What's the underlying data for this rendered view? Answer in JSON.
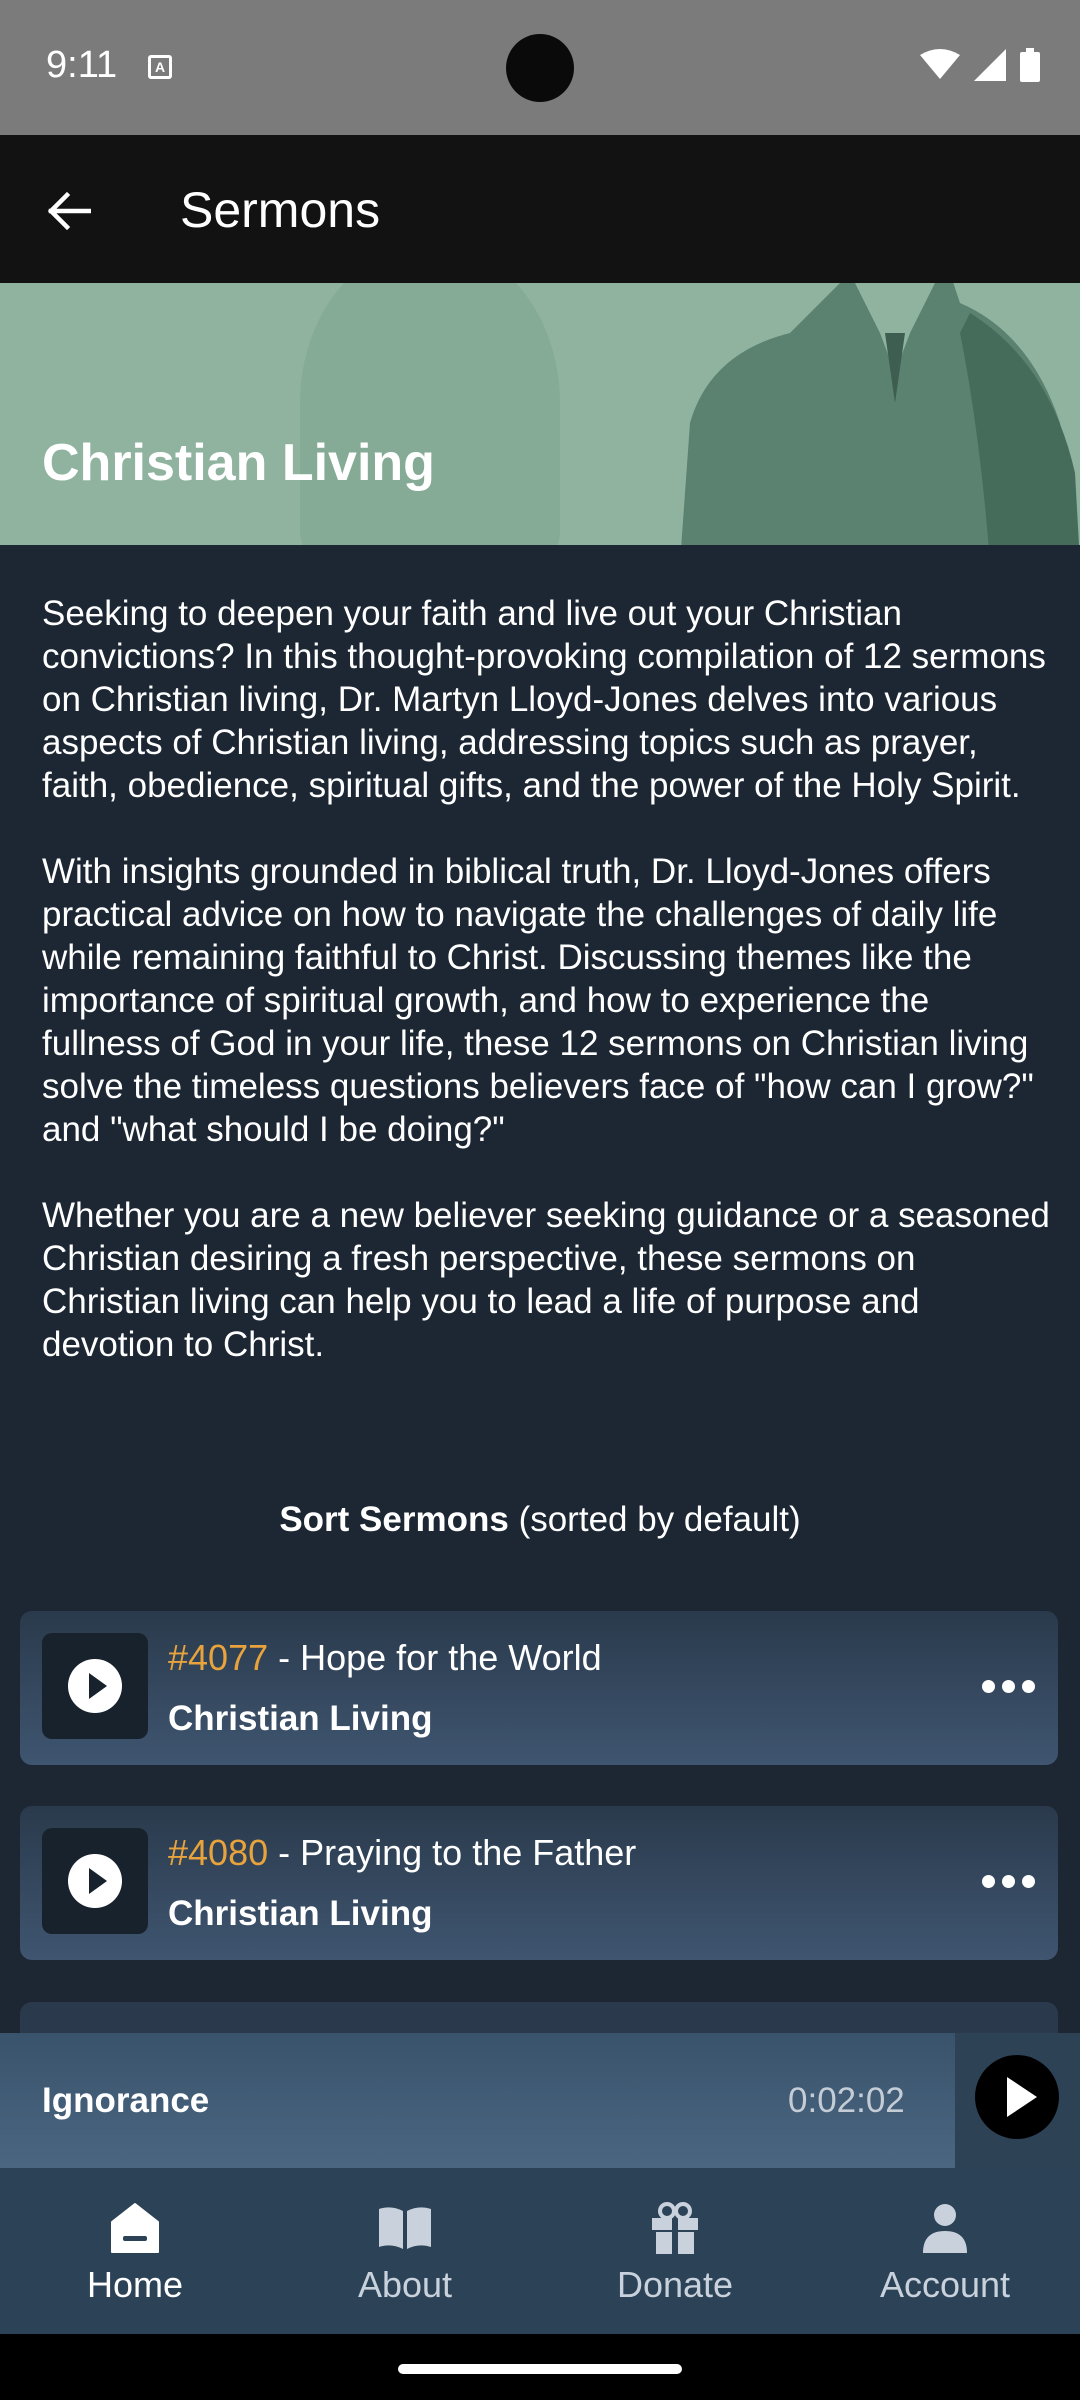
{
  "status_bar": {
    "time": "9:11"
  },
  "app_bar": {
    "title": "Sermons"
  },
  "hero": {
    "title": "Christian Living"
  },
  "description": [
    "Seeking to deepen your faith and live out your Christian convictions? In this thought-provoking compilation of 12 sermons on Christian living, Dr. Martyn Lloyd-Jones delves into various aspects of Christian living, addressing topics such as prayer, faith, obedience, spiritual gifts, and the power of the Holy Spirit.",
    "With insights grounded in biblical truth, Dr. Lloyd-Jones offers practical advice on how to navigate the challenges of daily life while remaining faithful to Christ. Discussing themes like the importance of spiritual growth, and how to experience the fullness of God in your life, these 12 sermons on Christian living solve the timeless questions believers face of \"how can I grow?\" and \"what should I be doing?\"",
    "Whether you are a new believer seeking guidance or a seasoned Christian desiring a fresh perspective, these sermons on Christian living can help you to lead a life of purpose and devotion to Christ."
  ],
  "sort": {
    "label": "Sort Sermons",
    "note": "(sorted by default)"
  },
  "sermons": [
    {
      "number": "#4077",
      "separator": " - ",
      "title": "Hope for the World",
      "series": "Christian Living"
    },
    {
      "number": "#4080",
      "separator": " - ",
      "title": "Praying to the Father",
      "series": "Christian Living"
    }
  ],
  "now_playing": {
    "title": "Ignorance",
    "time": "0:02:02"
  },
  "nav": [
    {
      "label": "Home",
      "icon": "home-icon",
      "active": true
    },
    {
      "label": "About",
      "icon": "book-icon",
      "active": false
    },
    {
      "label": "Donate",
      "icon": "gift-icon",
      "active": false
    },
    {
      "label": "Account",
      "icon": "person-icon",
      "active": false
    }
  ],
  "colors": {
    "accent_number": "#e8a33c",
    "background": "#1c2733",
    "nav_bg": "#2b4257"
  }
}
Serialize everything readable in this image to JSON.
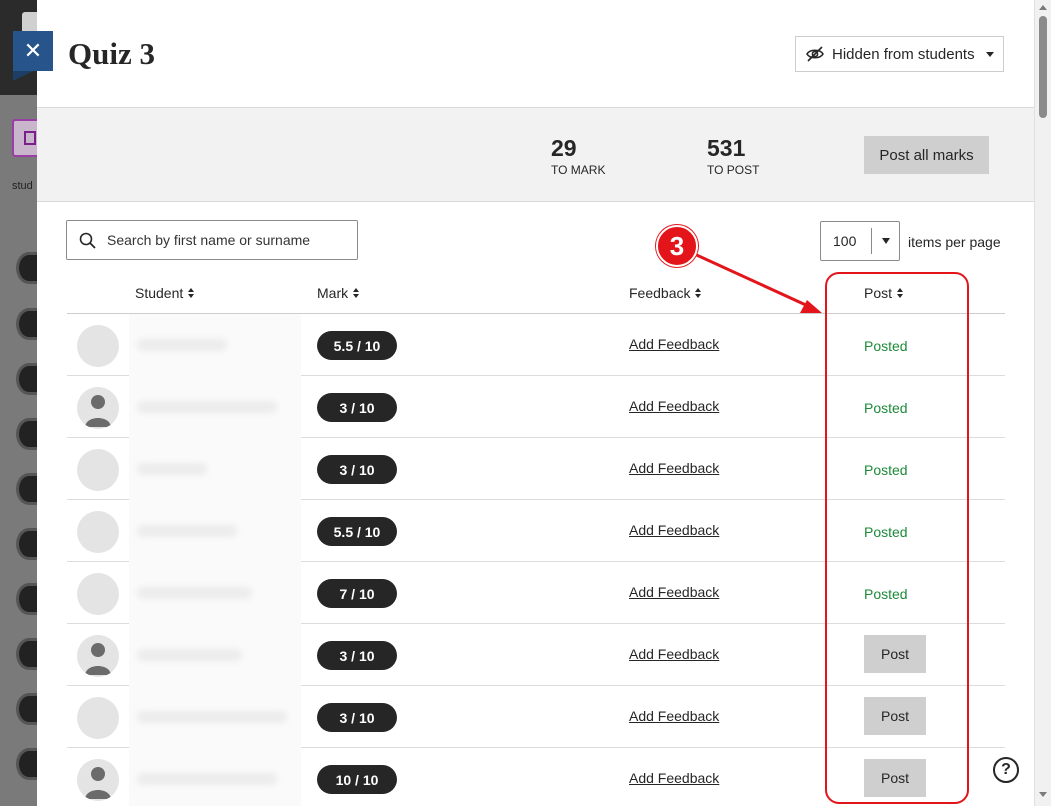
{
  "background_app": {
    "sidebar_label": "stud"
  },
  "panel": {
    "title": "Quiz 3",
    "visibility": {
      "label": "Hidden from students",
      "icon": "eye-slash-icon"
    },
    "stats": [
      {
        "value": "29",
        "label": "TO MARK"
      },
      {
        "value": "531",
        "label": "TO POST"
      }
    ],
    "post_all_label": "Post all marks",
    "search": {
      "placeholder": "Search by first name or surname"
    },
    "pagination": {
      "per_page": "100",
      "label": "items per page"
    },
    "table": {
      "headers": {
        "student": "Student",
        "mark": "Mark",
        "feedback": "Feedback",
        "post": "Post"
      },
      "rows": [
        {
          "avatar": "blank",
          "mark": "5.5  / 10",
          "feedback": "Add Feedback",
          "post_status": "Posted"
        },
        {
          "avatar": "person",
          "mark": "3  / 10",
          "feedback": "Add Feedback",
          "post_status": "Posted"
        },
        {
          "avatar": "blank",
          "mark": "3  / 10",
          "feedback": "Add Feedback",
          "post_status": "Posted"
        },
        {
          "avatar": "blank",
          "mark": "5.5  / 10",
          "feedback": "Add Feedback",
          "post_status": "Posted"
        },
        {
          "avatar": "blank",
          "mark": "7  / 10",
          "feedback": "Add Feedback",
          "post_status": "Posted"
        },
        {
          "avatar": "person",
          "mark": "3  / 10",
          "feedback": "Add Feedback",
          "post_status": "Post"
        },
        {
          "avatar": "blank",
          "mark": "3  / 10",
          "feedback": "Add Feedback",
          "post_status": "Post"
        },
        {
          "avatar": "person",
          "mark": "10  / 10",
          "feedback": "Add Feedback",
          "post_status": "Post"
        }
      ]
    }
  },
  "annotation": {
    "number": "3",
    "color": "#e3151a"
  },
  "colors": {
    "posted_green": "#1c8a3a",
    "close_tab_blue": "#27548a",
    "pill_dark": "#262626"
  }
}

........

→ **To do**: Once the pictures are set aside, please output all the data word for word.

→ **Solution for this exercise**:
What's the underlying data for this rendered view? Answer in JSON.
{
  "status_bar": {
    "time": "9:11"
  },
  "app_bar": {
    "title": "Sermons"
  },
  "hero": {
    "title": "Christian Living"
  },
  "description": [
    "Seeking to deepen your faith and live out your Christian convictions? In this thought-provoking compilation of 12 sermons on Christian living, Dr. Martyn Lloyd-Jones delves into various aspects of Christian living, addressing topics such as prayer, faith, obedience, spiritual gifts, and the power of the Holy Spirit.",
    "With insights grounded in biblical truth, Dr. Lloyd-Jones offers practical advice on how to navigate the challenges of daily life while remaining faithful to Christ. Discussing themes like the importance of spiritual growth, and how to experience the fullness of God in your life, these 12 sermons on Christian living solve the timeless questions believers face of \"how can I grow?\" and \"what should I be doing?\"",
    "Whether you are a new believer seeking guidance or a seasoned Christian desiring a fresh perspective, these sermons on Christian living can help you to lead a life of purpose and devotion to Christ."
  ],
  "sort": {
    "label": "Sort Sermons",
    "note": "(sorted by default)"
  },
  "sermons": [
    {
      "number": "#4077",
      "separator": " - ",
      "title": "Hope for the World",
      "series": "Christian Living"
    },
    {
      "number": "#4080",
      "separator": " - ",
      "title": "Praying to the Father",
      "series": "Christian Living"
    }
  ],
  "now_playing": {
    "title": "Ignorance",
    "time": "0:02:02"
  },
  "nav": [
    {
      "label": "Home",
      "icon": "home-icon",
      "active": true
    },
    {
      "label": "About",
      "icon": "book-icon",
      "active": false
    },
    {
      "label": "Donate",
      "icon": "gift-icon",
      "active": false
    },
    {
      "label": "Account",
      "icon": "person-icon",
      "active": false
    }
  ],
  "colors": {
    "accent_number": "#e8a33c",
    "background": "#1c2733",
    "nav_bg": "#2b4257"
  }
}
Serialize everything readable in this image to JSON.
{
  "background_app": {
    "sidebar_label": "stud"
  },
  "panel": {
    "title": "Quiz 3",
    "visibility": {
      "label": "Hidden from students",
      "icon": "eye-slash-icon"
    },
    "stats": [
      {
        "value": "29",
        "label": "TO MARK"
      },
      {
        "value": "531",
        "label": "TO POST"
      }
    ],
    "post_all_label": "Post all marks",
    "search": {
      "placeholder": "Search by first name or surname"
    },
    "pagination": {
      "per_page": "100",
      "label": "items per page"
    },
    "table": {
      "headers": {
        "student": "Student",
        "mark": "Mark",
        "feedback": "Feedback",
        "post": "Post"
      },
      "rows": [
        {
          "avatar": "blank",
          "mark": "5.5  / 10",
          "feedback": "Add Feedback",
          "post_status": "Posted"
        },
        {
          "avatar": "person",
          "mark": "3  / 10",
          "feedback": "Add Feedback",
          "post_status": "Posted"
        },
        {
          "avatar": "blank",
          "mark": "3  / 10",
          "feedback": "Add Feedback",
          "post_status": "Posted"
        },
        {
          "avatar": "blank",
          "mark": "5.5  / 10",
          "feedback": "Add Feedback",
          "post_status": "Posted"
        },
        {
          "avatar": "blank",
          "mark": "7  / 10",
          "feedback": "Add Feedback",
          "post_status": "Posted"
        },
        {
          "avatar": "person",
          "mark": "3  / 10",
          "feedback": "Add Feedback",
          "post_status": "Post"
        },
        {
          "avatar": "blank",
          "mark": "3  / 10",
          "feedback": "Add Feedback",
          "post_status": "Post"
        },
        {
          "avatar": "person",
          "mark": "10  / 10",
          "feedback": "Add Feedback",
          "post_status": "Post"
        }
      ]
    }
  },
  "annotation": {
    "number": "3",
    "color": "#e3151a"
  },
  "colors": {
    "posted_green": "#1c8a3a",
    "close_tab_blue": "#27548a",
    "pill_dark": "#262626"
  }
}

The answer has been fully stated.